Your goal -> Please report how many lines in the data below contain "caption". Nothing besides the number should be written.
+++ Provided material
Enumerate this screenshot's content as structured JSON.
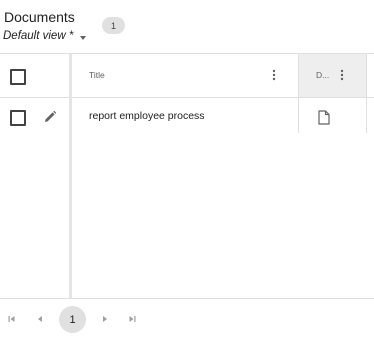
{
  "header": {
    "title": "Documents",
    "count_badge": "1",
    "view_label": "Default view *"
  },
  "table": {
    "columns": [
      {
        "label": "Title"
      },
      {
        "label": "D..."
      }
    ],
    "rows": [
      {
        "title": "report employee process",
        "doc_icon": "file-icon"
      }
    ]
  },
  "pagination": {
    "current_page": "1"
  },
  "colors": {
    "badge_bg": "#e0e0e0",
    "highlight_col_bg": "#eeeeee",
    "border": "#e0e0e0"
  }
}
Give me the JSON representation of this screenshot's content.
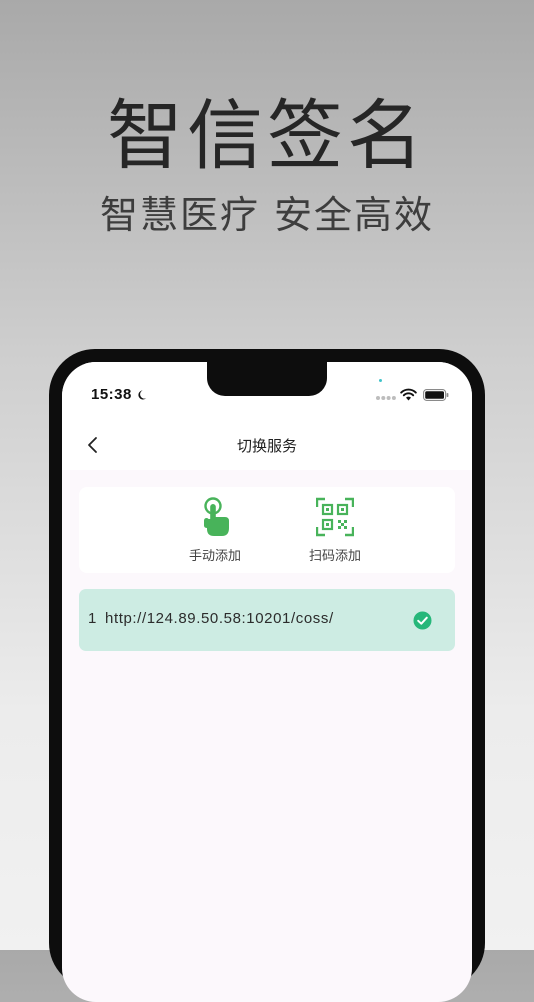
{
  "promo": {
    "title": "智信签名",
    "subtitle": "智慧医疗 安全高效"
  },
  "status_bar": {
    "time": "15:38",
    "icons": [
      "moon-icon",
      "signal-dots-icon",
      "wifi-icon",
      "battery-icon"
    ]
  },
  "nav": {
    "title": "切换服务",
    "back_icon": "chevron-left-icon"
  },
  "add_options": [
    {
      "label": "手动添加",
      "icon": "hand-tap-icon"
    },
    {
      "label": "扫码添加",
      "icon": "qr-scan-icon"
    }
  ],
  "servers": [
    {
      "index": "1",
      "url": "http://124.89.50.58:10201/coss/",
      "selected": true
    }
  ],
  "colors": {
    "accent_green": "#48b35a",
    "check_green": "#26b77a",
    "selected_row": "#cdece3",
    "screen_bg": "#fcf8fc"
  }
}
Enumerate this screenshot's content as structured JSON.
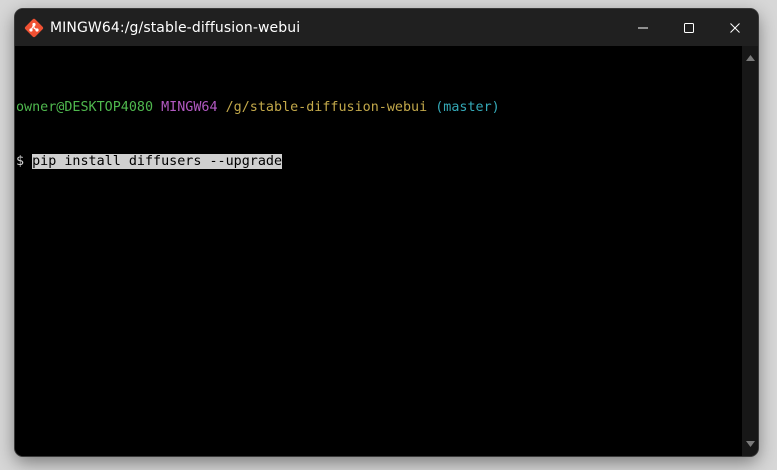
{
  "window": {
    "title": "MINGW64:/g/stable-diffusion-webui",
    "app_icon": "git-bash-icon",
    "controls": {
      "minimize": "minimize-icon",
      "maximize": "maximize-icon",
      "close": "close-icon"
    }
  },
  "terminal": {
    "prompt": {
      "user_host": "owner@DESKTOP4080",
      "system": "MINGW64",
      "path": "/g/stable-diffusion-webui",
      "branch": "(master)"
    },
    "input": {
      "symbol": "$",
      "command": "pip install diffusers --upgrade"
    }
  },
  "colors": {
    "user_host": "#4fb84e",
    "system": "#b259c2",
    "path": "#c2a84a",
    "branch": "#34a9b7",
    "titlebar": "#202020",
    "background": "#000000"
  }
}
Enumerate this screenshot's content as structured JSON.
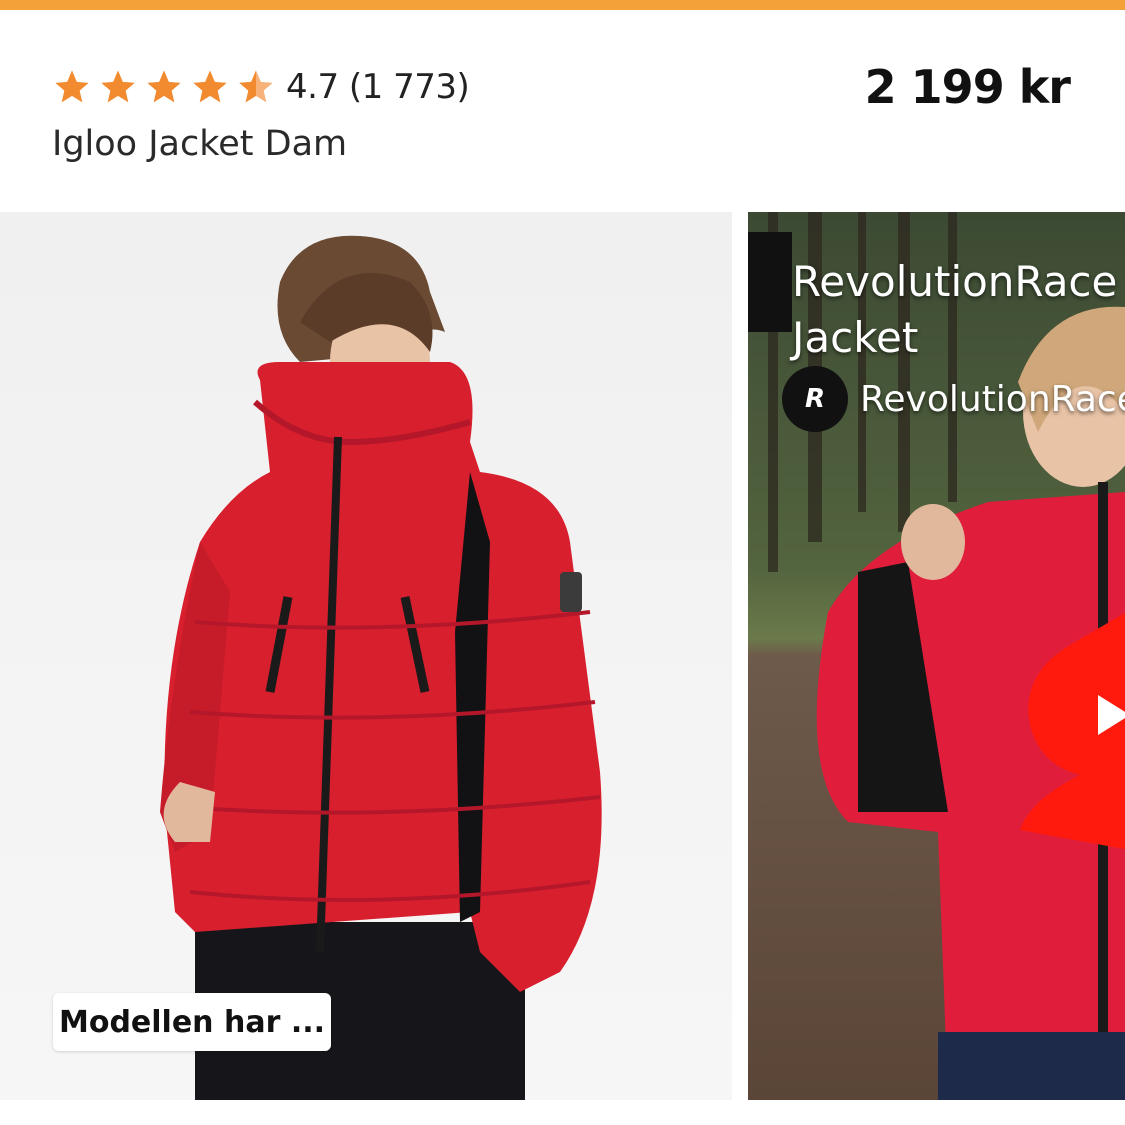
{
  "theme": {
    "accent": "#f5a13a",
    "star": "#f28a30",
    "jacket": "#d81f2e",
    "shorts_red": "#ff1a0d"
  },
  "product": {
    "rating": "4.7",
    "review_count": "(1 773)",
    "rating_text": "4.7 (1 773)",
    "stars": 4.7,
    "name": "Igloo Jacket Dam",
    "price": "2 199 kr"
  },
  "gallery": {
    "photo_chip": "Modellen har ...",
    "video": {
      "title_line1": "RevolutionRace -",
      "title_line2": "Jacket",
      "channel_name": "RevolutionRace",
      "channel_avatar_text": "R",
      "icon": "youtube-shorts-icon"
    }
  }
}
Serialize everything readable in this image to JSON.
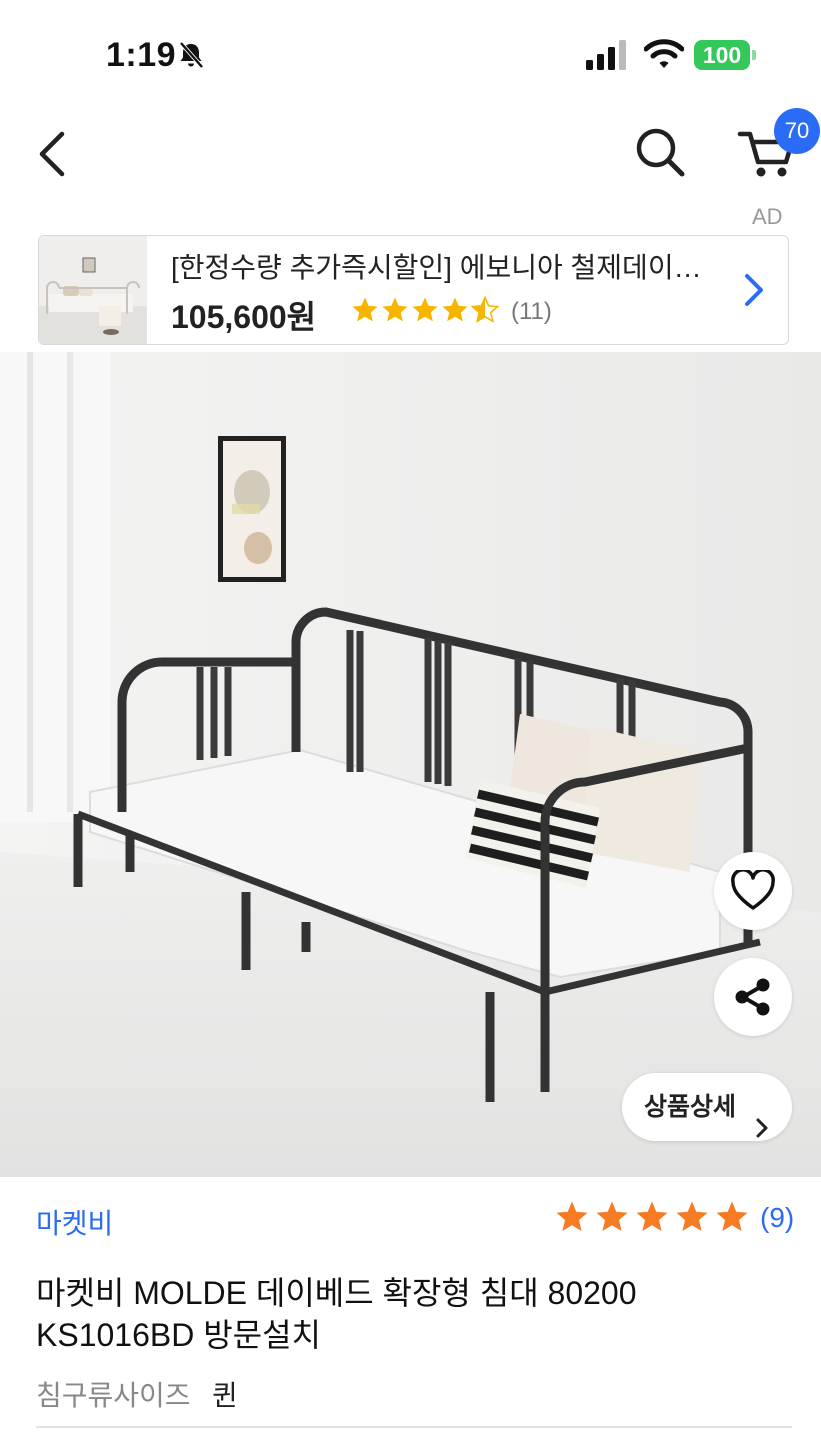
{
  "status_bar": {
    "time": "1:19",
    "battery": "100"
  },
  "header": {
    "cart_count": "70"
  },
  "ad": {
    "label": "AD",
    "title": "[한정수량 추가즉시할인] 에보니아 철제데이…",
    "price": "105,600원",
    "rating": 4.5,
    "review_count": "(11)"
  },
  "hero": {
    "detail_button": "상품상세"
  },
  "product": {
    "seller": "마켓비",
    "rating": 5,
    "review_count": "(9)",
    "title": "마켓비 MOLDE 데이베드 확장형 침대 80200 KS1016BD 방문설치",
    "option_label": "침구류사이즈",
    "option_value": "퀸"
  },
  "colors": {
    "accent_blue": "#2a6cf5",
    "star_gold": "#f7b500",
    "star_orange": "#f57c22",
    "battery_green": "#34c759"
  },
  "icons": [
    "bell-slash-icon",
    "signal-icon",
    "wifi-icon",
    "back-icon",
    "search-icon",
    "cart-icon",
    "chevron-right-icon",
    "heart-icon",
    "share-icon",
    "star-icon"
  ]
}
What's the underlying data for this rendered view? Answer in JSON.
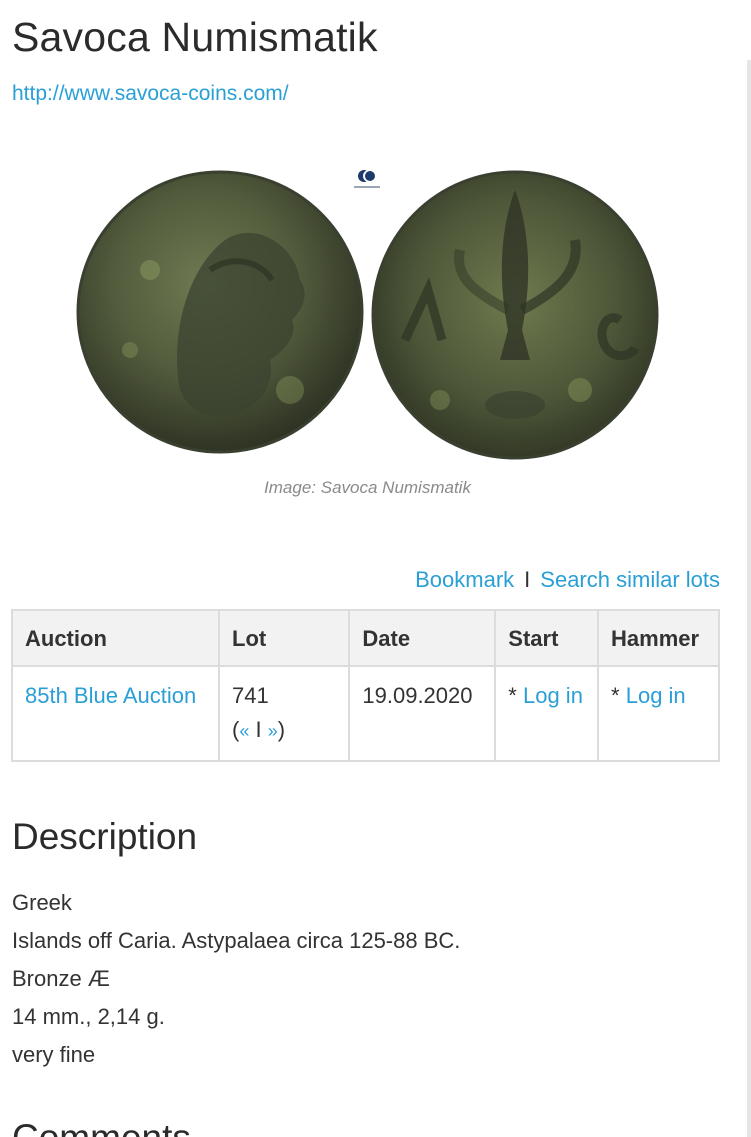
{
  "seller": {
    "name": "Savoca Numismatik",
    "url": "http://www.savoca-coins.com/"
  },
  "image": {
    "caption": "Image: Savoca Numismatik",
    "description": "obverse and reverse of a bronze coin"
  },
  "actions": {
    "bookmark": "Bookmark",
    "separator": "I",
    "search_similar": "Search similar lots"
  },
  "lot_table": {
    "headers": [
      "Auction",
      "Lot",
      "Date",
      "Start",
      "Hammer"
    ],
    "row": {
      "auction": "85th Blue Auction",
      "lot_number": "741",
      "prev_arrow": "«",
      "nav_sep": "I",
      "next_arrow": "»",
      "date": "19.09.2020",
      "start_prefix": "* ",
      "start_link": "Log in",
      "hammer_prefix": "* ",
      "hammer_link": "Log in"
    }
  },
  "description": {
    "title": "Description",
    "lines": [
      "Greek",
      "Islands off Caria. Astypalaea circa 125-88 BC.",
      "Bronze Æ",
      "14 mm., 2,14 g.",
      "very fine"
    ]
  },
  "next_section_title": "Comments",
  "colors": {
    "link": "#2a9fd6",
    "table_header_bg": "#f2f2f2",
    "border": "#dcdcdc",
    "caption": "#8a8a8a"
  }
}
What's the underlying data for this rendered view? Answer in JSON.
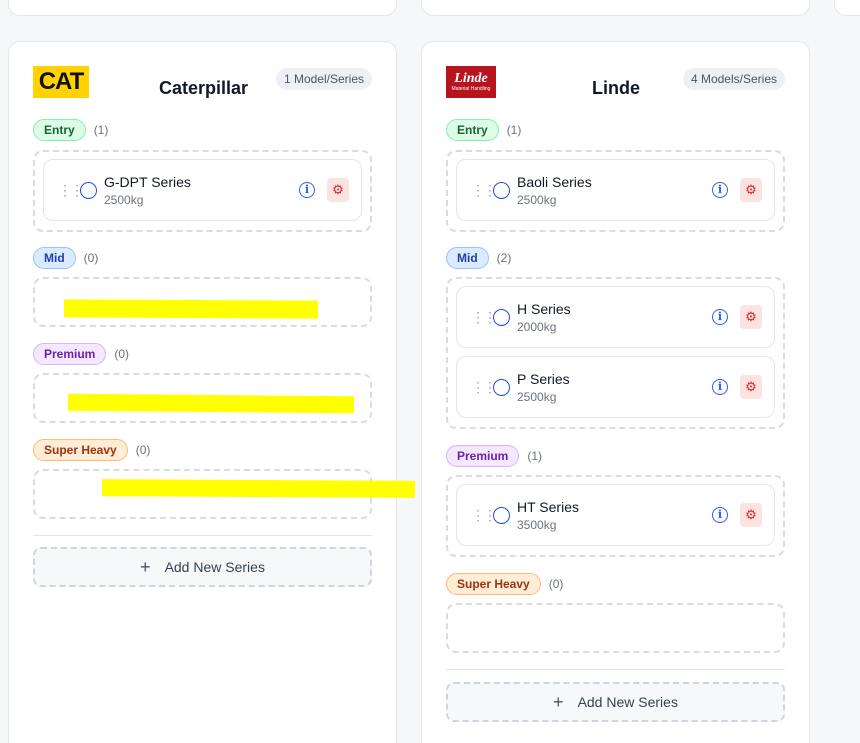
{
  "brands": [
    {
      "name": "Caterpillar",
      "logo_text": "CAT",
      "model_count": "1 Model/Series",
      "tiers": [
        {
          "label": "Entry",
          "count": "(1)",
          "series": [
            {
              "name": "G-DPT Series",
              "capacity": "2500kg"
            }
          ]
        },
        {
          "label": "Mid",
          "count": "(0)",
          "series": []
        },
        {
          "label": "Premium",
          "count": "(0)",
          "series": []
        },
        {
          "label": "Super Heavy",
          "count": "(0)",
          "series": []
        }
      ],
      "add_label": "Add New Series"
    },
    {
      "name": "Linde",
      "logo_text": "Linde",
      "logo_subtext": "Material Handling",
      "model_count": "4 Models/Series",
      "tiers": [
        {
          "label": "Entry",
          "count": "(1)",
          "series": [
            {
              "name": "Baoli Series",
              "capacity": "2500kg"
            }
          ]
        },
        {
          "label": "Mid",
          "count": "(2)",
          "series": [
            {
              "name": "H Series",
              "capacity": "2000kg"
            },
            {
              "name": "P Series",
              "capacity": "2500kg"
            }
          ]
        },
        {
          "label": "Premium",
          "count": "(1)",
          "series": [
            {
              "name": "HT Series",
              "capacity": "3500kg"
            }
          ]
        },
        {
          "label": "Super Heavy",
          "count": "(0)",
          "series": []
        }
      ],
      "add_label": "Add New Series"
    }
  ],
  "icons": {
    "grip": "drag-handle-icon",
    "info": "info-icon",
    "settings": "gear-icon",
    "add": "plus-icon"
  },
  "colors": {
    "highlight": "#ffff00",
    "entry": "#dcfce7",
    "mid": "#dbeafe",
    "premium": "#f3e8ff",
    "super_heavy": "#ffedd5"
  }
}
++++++
Solution -> 2